Source: Particle Sci-tech
Maybe you’re a first-year astronomy student deeply immersed in the subject or you’re a lifelong learner who wants to know more about the cosmos. Before taking to the skies and exploring all the big questions in astronomy, ask yourself this first: what is the best telescope for beginners?
Allow us to help you with that. Let’s go through some of the crucial points to consider that would help you choose the right telescope for you:
When choosing the best telescopes for beginners, you should consider what you hope to get out of your stargazing experience. The three primary categories of telescopes—reflector, refractor, and catadioptric—all provide greater views of various objects in the night sky.

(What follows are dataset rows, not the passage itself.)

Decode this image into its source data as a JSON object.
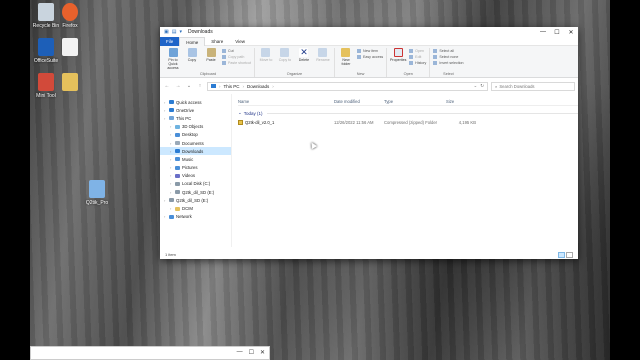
{
  "desktop_icons": [
    {
      "label": "Recycle Bin",
      "icon": "recycle-bin-icon",
      "color": "#c9d4de"
    },
    {
      "label": "Firefox",
      "icon": "firefox-icon",
      "color": "#e8612c"
    },
    {
      "label": "OfficeSuite",
      "icon": "officesuite-icon",
      "color": "#1d5fb8"
    },
    {
      "label": "",
      "icon": "document-icon",
      "color": "#f2f2f2"
    },
    {
      "label": "Mini Tool",
      "icon": "minitool-icon",
      "color": "#d24a3a"
    },
    {
      "label": "",
      "icon": "folder-icon",
      "color": "#e5c15c"
    },
    {
      "label": "Q2tik_Pro",
      "icon": "app-icon",
      "color": "#7fb3e6"
    }
  ],
  "window": {
    "title": "Downloads",
    "controls": {
      "minimize": "—",
      "maximize": "☐",
      "close": "✕"
    },
    "ribbon_tabs": [
      "File",
      "Home",
      "Share",
      "View"
    ],
    "ribbon_groups": {
      "clipboard": {
        "name": "Clipboard",
        "pin": "Pin to Quick access",
        "copy": "Copy",
        "paste": "Paste",
        "cut": "Cut",
        "copy_path": "Copy path",
        "paste_shortcut": "Paste shortcut"
      },
      "organize": {
        "name": "Organize",
        "move_to": "Move to",
        "copy_to": "Copy to",
        "delete": "Delete",
        "rename": "Rename"
      },
      "new": {
        "name": "New",
        "new_folder": "New folder",
        "new_item": "New item",
        "easy_access": "Easy access"
      },
      "open": {
        "name": "Open",
        "properties": "Properties",
        "open": "Open",
        "edit": "Edit",
        "history": "History"
      },
      "select": {
        "name": "Select",
        "select_all": "Select all",
        "select_none": "Select none",
        "invert": "Invert selection"
      }
    },
    "address": {
      "crumbs": [
        "This PC",
        "Downloads"
      ],
      "search_placeholder": "Search Downloads"
    },
    "nav_items": [
      {
        "label": "Quick access",
        "icon": "star-icon",
        "color": "#2b7cd3",
        "indent": 0
      },
      {
        "label": "OneDrive",
        "icon": "cloud-icon",
        "color": "#2b7cd3",
        "indent": 0
      },
      {
        "label": "This PC",
        "icon": "computer-icon",
        "color": "#6fa3d8",
        "indent": 0
      },
      {
        "label": "3D Objects",
        "icon": "cube-icon",
        "color": "#6fb3e0",
        "indent": 1
      },
      {
        "label": "Desktop",
        "icon": "desktop-icon",
        "color": "#4a8fd8",
        "indent": 1
      },
      {
        "label": "Documents",
        "icon": "documents-icon",
        "color": "#9aa9b8",
        "indent": 1
      },
      {
        "label": "Downloads",
        "icon": "download-icon",
        "color": "#2b7cd3",
        "indent": 1,
        "selected": true
      },
      {
        "label": "Music",
        "icon": "music-icon",
        "color": "#4a8fd8",
        "indent": 1
      },
      {
        "label": "Pictures",
        "icon": "pictures-icon",
        "color": "#4a8fd8",
        "indent": 1
      },
      {
        "label": "Videos",
        "icon": "videos-icon",
        "color": "#6a6fc8",
        "indent": 1
      },
      {
        "label": "Local Disk (C:)",
        "icon": "disk-icon",
        "color": "#8a9aa8",
        "indent": 1
      },
      {
        "label": "Q2tk_dil_SD (E:)",
        "icon": "drive-icon",
        "color": "#8a9aa8",
        "indent": 1
      },
      {
        "label": "Q2tk_dil_SD (E:)",
        "icon": "drive-icon",
        "color": "#8a9aa8",
        "indent": 0
      },
      {
        "label": "DCIM",
        "icon": "folder-icon",
        "color": "#e5c15c",
        "indent": 1
      },
      {
        "label": "Network",
        "icon": "network-icon",
        "color": "#4a8fd8",
        "indent": 0
      }
    ],
    "columns": [
      "Name",
      "Date modified",
      "Type",
      "Size"
    ],
    "group_header": "Today (1)",
    "files": [
      {
        "name": "Q2tk-dil_v2.0_1",
        "date": "12/26/2022 11:56 AM",
        "type": "Compressed (zipped) Folder",
        "size": "4,195 KB"
      }
    ],
    "status": "1 item"
  }
}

Typically, refractors are preferred for seeing celestial bodies like planets or moons, whereas reflectors are excellent for viewing dim, deep-sky objects like nebulae and galaxies. The best of both worlds can be yours with catadioptric telescopes, which provide a contented middle ground.
Source: Alien Tech YouTube
There are various types of telescopes available for a multitude of different reasons. Thus it is vital to know what we plan to use one for before purchasing one. It can be split into several categories according to usage, cost, design, and other factors, in addition to Dobsonian telescopes, radio telescopes, the Atmospheric Cherenkov Telescope, X-ray telescopes, optical telescopes, solar telescopes, infrared telescopes, and more.
A telescope mount is a mechanical device used to support a telescope and enable precise pointing so that the instrument can follow the stars’ motion as the Earth revolves. There are two main categories of telescope tracking mounts: equatorial and alt azimuth. A basic two-axis mount called an altazimuth supports and rotates an instrument around two perpendicular axes, one vertical and the other horizontal. But the Equatorial mount makes up for the Earth’s rotation by having one rotational axis parallel to the planet’s axis of rotation. This axis is called the polar axis. Since it is less expensive than the Equatorial mount, the Altazimuth mount type is suitable for beginners to consider.
Maximum Usable Magnification
Although a telescope is theoretically capable of infinite magnification, the brightness of distant objects like nebulae and galaxies decreases as the power increases. The equation “Magnification = Telescope focal length Eyepiece focal length” is used to compute it. For instance, the magnification would be 40x if you used a telescope with a 1000mm focal length and a 25mm eyepiece (1000mm x 25 = 40).
OTA (Optical Tube Assembly) is the term used for telescope tubes. Other OTAs are more suited for astrophotography, while some are better suited for planetary imaging. Basic telescopes are those with 50mm or 70mm apertures that are good for viewing the Moon, a few planets, Jupiter’s Moon, double or binary stars, fuzzy views of galaxies and nebulae, and other celestial objects.
Any astronomy telescope’s primary objective is to collect light. People frequently concentrate on the telescope’s magnification, which is less significant than the device’s capacity to gather more light than the observer’s naked eye. When selecting a telescope, there are many aspects to consider, but your preferred focal length and aperture are probably the two most crucial ones.
So, what is the best telescope for beginners? That depends, I guess. Sadly, there isn’t a consistent response to this question every time. Each telescope design has advantages and disadvantages, and certain applications will be better suited to it than others, which is why selecting a telescope which suits your key needs is a priority.
Investing in a telescope is a crucial first step toward developing a deeper appreciation for the night sky and its wonders. The easiest and best telescope for beginners is one that leads you through becoming familiar with the night sky. It is simple to get carried away with optical equipment that is perhaps too difficult for a beginner to learn early on. Therefore, it’s important to make a well-informed decision.